* About this exercise:
Copy each line of the data below exactly, leaving out pictures.

##########

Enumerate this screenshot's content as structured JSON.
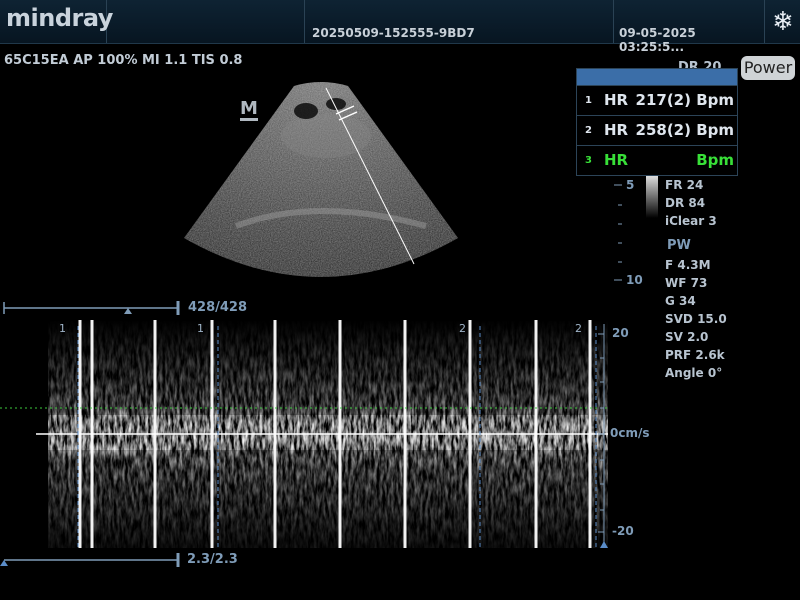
{
  "header": {
    "brand": "mindray",
    "exam_id": "20250509-152555-9BD7",
    "datetime": "09-05-2025 03:25:5...",
    "freeze_icon": "snowflake-icon"
  },
  "probe_info": "65C15EA  AP 100%  MI 1.1  TIS 0.8",
  "orientation_marker": "M",
  "power_button": "Power",
  "dr_label": "DR 20",
  "hr_panel": {
    "rows": [
      {
        "index": "1",
        "label": "HR",
        "value": "217(2) Bpm",
        "color": "#dfe6ee"
      },
      {
        "index": "2",
        "label": "HR",
        "value": "258(2) Bpm",
        "color": "#dfe6ee"
      },
      {
        "index": "3",
        "label": "HR",
        "value": "Bpm",
        "color": "#38e038"
      }
    ]
  },
  "depth_scale": {
    "top": "5",
    "bottom": "10"
  },
  "bmode_params": [
    "FR 24",
    "DR 84",
    "iClear 3"
  ],
  "pw_label": "PW",
  "pw_params": [
    "F 4.3M",
    "WF 73",
    "G 34",
    "SVD 15.0",
    "SV 2.0",
    "PRF 2.6k",
    "Angle 0°"
  ],
  "cine_slider_top": {
    "label": "428/428",
    "position": 1.0
  },
  "cine_slider_bottom": {
    "label": "2.3/2.3",
    "position": 1.0
  },
  "velocity_scale": {
    "top": "20",
    "baseline": "0cm/s",
    "bottom": "-20"
  },
  "cycle_markers": [
    "1",
    "1",
    "2",
    "2"
  ]
}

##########

* Completed task:
Enumerate this screenshot's content as structured JSON.
{
  "header": {
    "brand": "mindray",
    "exam_id": "20250509-152555-9BD7",
    "datetime": "09-05-2025 03:25:5...",
    "freeze_icon": "snowflake-icon"
  },
  "probe_info": "65C15EA  AP 100%  MI 1.1  TIS 0.8",
  "orientation_marker": "M",
  "power_button": "Power",
  "dr_label": "DR 20",
  "hr_panel": {
    "rows": [
      {
        "index": "1",
        "label": "HR",
        "value": "217(2) Bpm",
        "color": "#dfe6ee"
      },
      {
        "index": "2",
        "label": "HR",
        "value": "258(2) Bpm",
        "color": "#dfe6ee"
      },
      {
        "index": "3",
        "label": "HR",
        "value": "Bpm",
        "color": "#38e038"
      }
    ]
  },
  "depth_scale": {
    "top": "5",
    "bottom": "10"
  },
  "bmode_params": [
    "FR 24",
    "DR 84",
    "iClear 3"
  ],
  "pw_label": "PW",
  "pw_params": [
    "F 4.3M",
    "WF 73",
    "G 34",
    "SVD 15.0",
    "SV 2.0",
    "PRF 2.6k",
    "Angle 0°"
  ],
  "cine_slider_top": {
    "label": "428/428",
    "position": 1.0
  },
  "cine_slider_bottom": {
    "label": "2.3/2.3",
    "position": 1.0
  },
  "velocity_scale": {
    "top": "20",
    "baseline": "0cm/s",
    "bottom": "-20"
  },
  "cycle_markers": [
    "1",
    "1",
    "2",
    "2"
  ]
}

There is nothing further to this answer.